Spielberg and Hooper create an ordinary family in an ordinary suburb with impeccable detail, without a trace of condescension. Everything here is familiar, all the totems invoked: It's a family with a mom and a dad, two girls and a boy, a dog and a canary, a couple of TV sets. It's a middle- tech family with all the labor-saving conveniences, and a Sunday afternoon in their neighborhood, established by 10 minutes of gently funny vignettes, is an almost universal time and place. At the Freeling house, the neighborhood men are watching the Rams game. Out in the street, the neighborhood kids are curbsitting, waiting for a chance to pull a prank with a pair of remote-controlled model cars. Lawns are green, sun is warm, houses are neat as pins and expensive-looking, if maybe a bit too close together.

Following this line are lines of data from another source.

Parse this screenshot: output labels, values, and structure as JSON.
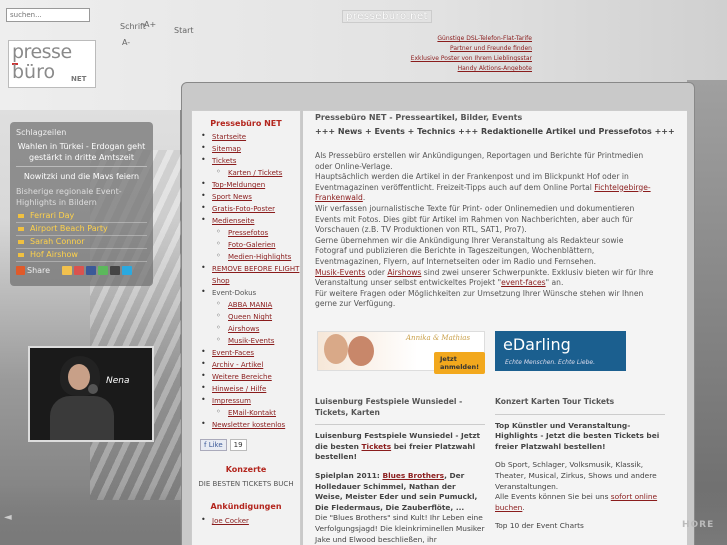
{
  "search": {
    "placeholder": "suchen..."
  },
  "logo": {
    "line1": "presse",
    "line2": "büro",
    "suffix": "NET"
  },
  "header": {
    "font_size_label": "Schrift",
    "font_plus": "A+",
    "font_minus": "A-",
    "start_link": "Start",
    "brand_watermark": "pressebüro.net"
  },
  "top_links": [
    "Günstige DSL-Telefon-Flat-Tarife",
    "Partner und Freunde finden",
    "Exklusive Poster von Ihrem Lieblingsstar",
    "Handy Aktions-Angebote"
  ],
  "left_box": {
    "head": "Schlagzeilen",
    "news": [
      "Wahlen in Türkei - Erdogan geht gestärkt in dritte Amtszeit",
      "Nowitzki und die Mavs feiern"
    ],
    "regional_title": "Bisherige regionale Event-Highlights in Bildern",
    "highlights": [
      "Ferrari Day",
      "Airport Beach Party",
      "Sarah Connor",
      "Hof Airshow"
    ],
    "share_label": "Share"
  },
  "photo": {
    "caption": "Nena"
  },
  "sidebar": {
    "title": "Pressebüro NET",
    "items": [
      {
        "label": "Startseite",
        "sub": false,
        "link": true
      },
      {
        "label": "Sitemap",
        "sub": false,
        "link": true
      },
      {
        "label": "Tickets",
        "sub": false,
        "link": true
      },
      {
        "label": "Karten / Tickets",
        "sub": true,
        "link": true
      },
      {
        "label": "Top-Meldungen",
        "sub": false,
        "link": true
      },
      {
        "label": "Sport News",
        "sub": false,
        "link": true
      },
      {
        "label": "Gratis-Foto-Poster",
        "sub": false,
        "link": true
      },
      {
        "label": "Medienseite",
        "sub": false,
        "link": true
      },
      {
        "label": "Pressefotos",
        "sub": true,
        "link": true
      },
      {
        "label": "Foto-Galerien",
        "sub": true,
        "link": true
      },
      {
        "label": "Medien-Highlights",
        "sub": true,
        "link": true
      },
      {
        "label": "REMOVE BEFORE FLIGHT Shop",
        "sub": false,
        "link": true
      },
      {
        "label": "Event-Dokus",
        "sub": false,
        "link": false
      },
      {
        "label": "ABBA MANIA",
        "sub": true,
        "link": true
      },
      {
        "label": "Queen Night",
        "sub": true,
        "link": true
      },
      {
        "label": "Airshows",
        "sub": true,
        "link": true
      },
      {
        "label": "Musik-Events",
        "sub": true,
        "link": true
      },
      {
        "label": "Event-Faces",
        "sub": false,
        "link": true
      },
      {
        "label": "Archiv - Artikel",
        "sub": false,
        "link": true
      },
      {
        "label": "Weitere Bereiche",
        "sub": false,
        "link": true
      },
      {
        "label": "Hinweise / Hilfe",
        "sub": false,
        "link": true
      },
      {
        "label": "Impressum",
        "sub": false,
        "link": true
      },
      {
        "label": "EMail-Kontakt",
        "sub": true,
        "link": true
      },
      {
        "label": "Newsletter kostenlos",
        "sub": false,
        "link": true
      }
    ],
    "like_label": "Like",
    "like_count": "19",
    "konzerte_title": "Konzerte",
    "konzerte_line": "DIE BESTEN TICKETS BUCH",
    "ankuendigungen_title": "Ankündigungen",
    "ankuendigungen_first": "Joe Cocker"
  },
  "content": {
    "heading": "Pressebüro NET - Presseartikel, Bilder, Events",
    "subheading": "+++ News + Events + Technics +++ Redaktionelle Artikel und Pressefotos +++",
    "intro_p1": "Als Pressebüro erstellen wir Ankündigungen, Reportagen und Berichte für Printmedien oder Online-Verlage.",
    "intro_p2a": "Hauptsächlich werden die Artikel in der Frankenpost und im Blickpunkt Hof oder in Eventmagazinen veröffentlicht. Freizeit-Tipps auch auf dem Online Portal ",
    "intro_link1": "Fichtelgebirge-Frankenwald",
    "intro_p2b": ".",
    "intro_p3": "Wir verfassen journalistische Texte für Print- oder Onlinemedien und dokumentieren Events mit Fotos. Dies gibt für Artikel im Rahmen von Nachberichten, aber auch für Vorschauen (z.B. TV Produktionen von RTL, SAT1, Pro7).",
    "intro_p4": "Gerne übernehmen wir die Ankündigung Ihrer Veranstaltung als Redakteur sowie Fotograf und publizieren die Berichte in Tageszeitungen, Wochenblättern, Eventmagazinen, Flyern, auf Internetseiten oder im Radio und Fernsehen.",
    "intro_link2": "Musik-Events",
    "intro_p5a": " oder ",
    "intro_link3": "Airshows",
    "intro_p5b": " sind zwei unserer Schwerpunkte. Exklusiv bieten wir für Ihre Veranstaltung unser selbst entwickeltes Projekt \"",
    "intro_link4": "event-faces",
    "intro_p5c": "\" an.",
    "intro_p6": "Für weitere Fragen oder Möglichkeiten zur Umsetzung Ihrer Wünsche stehen wir Ihnen gerne zur Verfügung.",
    "ad1_names": "Annika & Mathias",
    "ad1_button": "Jetzt anmelden!",
    "ad2_brand": "eDarling",
    "ad2_tag": "Echte Menschen. Echte Liebe."
  },
  "col_left": {
    "title": "Luisenburg Festspiele Wunsiedel - Tickets, Karten",
    "promo_a": "Luisenburg Festspiele Wunsiedel - Jetzt die besten ",
    "promo_link": "Tickets",
    "promo_b": " bei freier Platzwahl bestellen!",
    "spielplan_a": "Spielplan 2011: ",
    "spielplan_link": "Blues Brothers",
    "spielplan_b": ", Der Holledauer Schimmel, Nathan der Weise, Meister Eder und sein Pumuckl, Die Fledermaus, Die Zauberflöte, ...",
    "text": "Die \"Blues Brothers\" sind Kult! Ihr Leben eine Verfolgungsjagd! Die kleinkriminellen Musiker Jake und Elwood beschließen, ihr Waisenhaus,"
  },
  "col_right": {
    "title": "Konzert Karten Tour Tickets",
    "promo": "Top Künstler und Veranstaltung-Highlights - Jetzt die besten Tickets bei freier Platzwahl bestellen!",
    "text": "Ob Sport, Schlager, Volksmusik, Klassik, Theater, Musical, Zirkus, Shows und andere Veranstaltungen.",
    "events_a": "Alle Events können Sie bei uns ",
    "events_link": "sofort online buchen",
    "events_b": ".",
    "top_events": "Top 10 der Event Charts"
  },
  "watermark_right": "HORE"
}
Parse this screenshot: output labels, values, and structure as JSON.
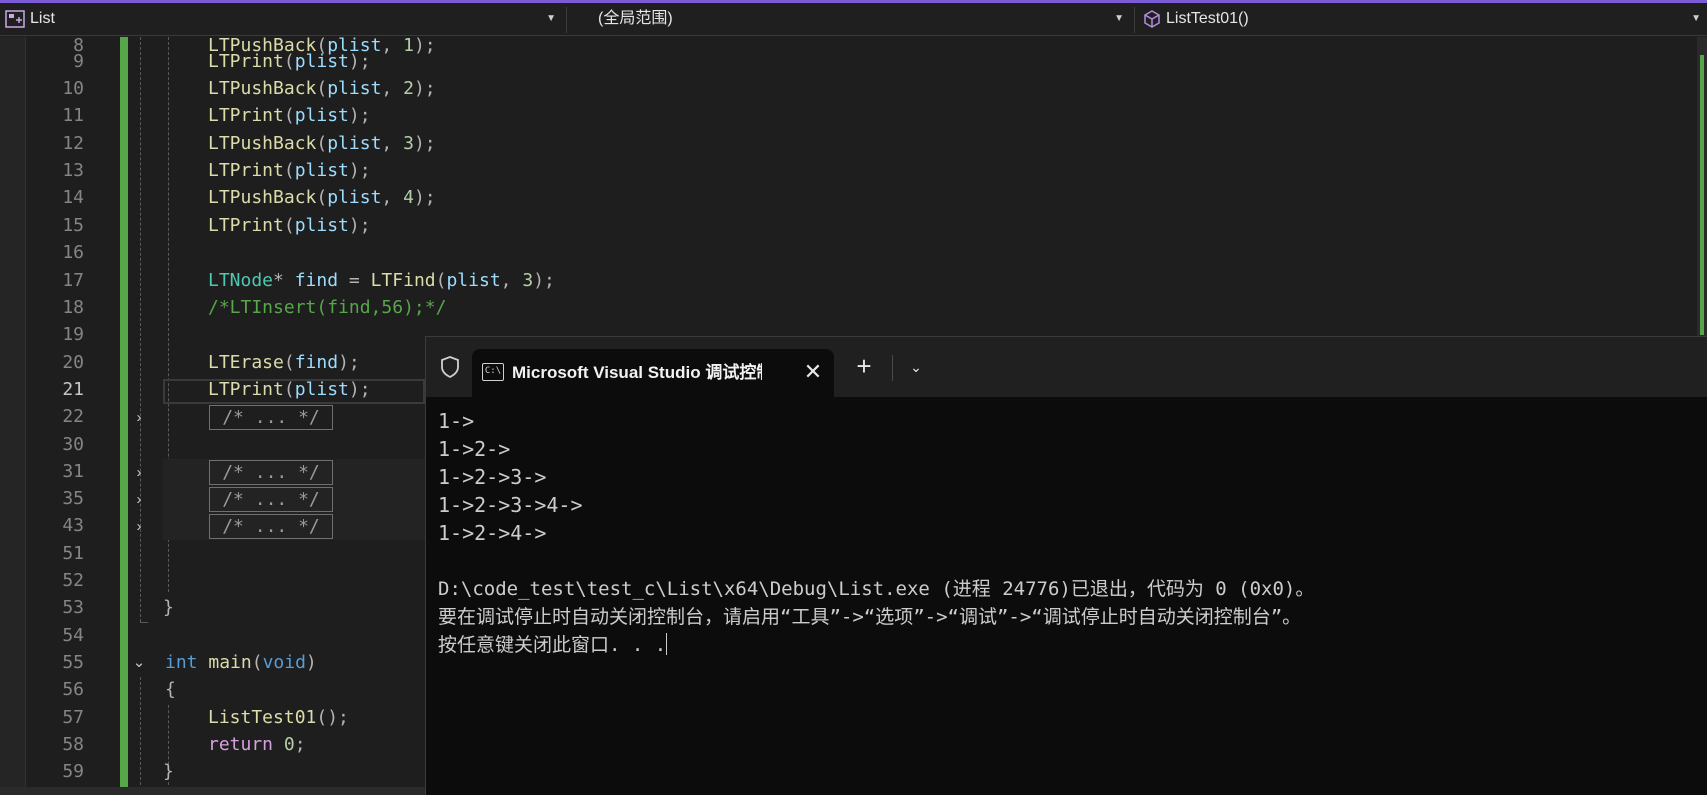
{
  "navbar": {
    "project": "List",
    "scope": "(全局范围)",
    "member": "ListTest01()"
  },
  "editor": {
    "lines": [
      {
        "n": "8",
        "text": "LTPushBack(plist, 1);"
      },
      {
        "n": "9",
        "text": "LTPrint(plist);"
      },
      {
        "n": "10",
        "text": "LTPushBack(plist, 2);"
      },
      {
        "n": "11",
        "text": "LTPrint(plist);"
      },
      {
        "n": "12",
        "text": "LTPushBack(plist, 3);"
      },
      {
        "n": "13",
        "text": "LTPrint(plist);"
      },
      {
        "n": "14",
        "text": "LTPushBack(plist, 4);"
      },
      {
        "n": "15",
        "text": "LTPrint(plist);"
      },
      {
        "n": "16",
        "text": ""
      },
      {
        "n": "17",
        "text": "LTNode* find = LTFind(plist, 3);"
      },
      {
        "n": "18",
        "text": "/*LTInsert(find,56);*/"
      },
      {
        "n": "19",
        "text": ""
      },
      {
        "n": "20",
        "text": "LTErase(find);"
      },
      {
        "n": "21",
        "text": "LTPrint(plist);"
      },
      {
        "n": "22",
        "text": "/* ... */"
      },
      {
        "n": "30",
        "text": ""
      },
      {
        "n": "31",
        "text": "/* ... */"
      },
      {
        "n": "35",
        "text": "/* ... */"
      },
      {
        "n": "43",
        "text": "/* ... */"
      },
      {
        "n": "51",
        "text": ""
      },
      {
        "n": "52",
        "text": ""
      },
      {
        "n": "53",
        "text": "}"
      },
      {
        "n": "54",
        "text": ""
      },
      {
        "n": "55",
        "text": "int main(void)"
      },
      {
        "n": "56",
        "text": "{"
      },
      {
        "n": "57",
        "text": "ListTest01();"
      },
      {
        "n": "58",
        "text": "return 0;"
      },
      {
        "n": "59",
        "text": "}"
      }
    ],
    "current_line": "21",
    "collapsed_label": "/* ... */"
  },
  "terminal": {
    "tab_title": "Microsoft Visual Studio 调试控制台",
    "output": [
      "1->",
      "1->2->",
      "1->2->3->",
      "1->2->3->4->",
      "1->2->4->",
      "",
      "D:\\code_test\\test_c\\List\\x64\\Debug\\List.exe (进程 24776)已退出，代码为 0 (0x0)。",
      "要在调试停止时自动关闭控制台，请启用“工具”->“选项”->“调试”->“调试停止时自动关闭控制台”。",
      "按任意键关闭此窗口. . ."
    ]
  },
  "icons": {
    "project": "class-view-icon",
    "member": "method-cube-icon",
    "shield": "shield-icon",
    "terminal": "terminal-icon"
  }
}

That's the problem with these planned communities, and the biggest disturbance of this or any other Sunday afternoon is that Freeling's television set, the one on which the men are depending for the Rams resolution, is of the same brand and remote-control frequency as that of the guy next door, who doesn't much care about the Rams and whose kid wants to watch "Mister Rogers." So for this day, the Freelings' biggest problem is the remote-control war, by which a long curl pattern, Rams driving, is replaced without warning by a smiling face and kiddie patter. It's funny, and it's familiar. Wherever it is that the Freelings live, we think we've been there.
The next day, there is the trouble with the chairs, and in the days after that all hell breaks loose, literally, in the very same house. The details are secrets that belong to the movie , but its success owes to the careful establishment of ordinary circumstance, and to the performances of the no-name cast playing the various Freelings. Craig T. Nelson is Dad, a real-estate salesman and a nice guy; Oliver Robins is Robbie, the boy whose tree seems to have turned scary; Dominique Dunne is the teenager, Dana; Heather O'Rourke is the angel-faced little girl, Carol Anne, who hears the "TV people"; and Jobeth Williams is mom, whose house is suddenly an amusement park. They're all-Americans, and they're all good.
Poltergiest is no nonstop scream express; at times it pulls its punches (Spielberg wants that PG rating), and at times its effects are bigger than life and less than terrifying. But like Spielberg's Jaws, which was a perfect genre movie , Poltergeist does what it's supposed to do about as well as it can be done. You want to see a movie about the house next door that turns out to be haunted? Here it is, done just right.
MOVIE REVIEW Poltergeist (PG) CAST:Craig T. Nelson, Jobeth Williams, Beatrice Straight, Dominique Dunne, Oliver Robins, Heather O'Rourke CREDITS:Director: TobeHooper;Producers: Steven Spielberg, Frank Marshall Screenwriters: Steven Spielberg, Michael Grais and Mark Victor Based on a story by Steven Spielberg.Cinematographer: Matthew F. Leonetti; Music: Jerry Goldsmith. An MGM/UAEntertainment Co. release.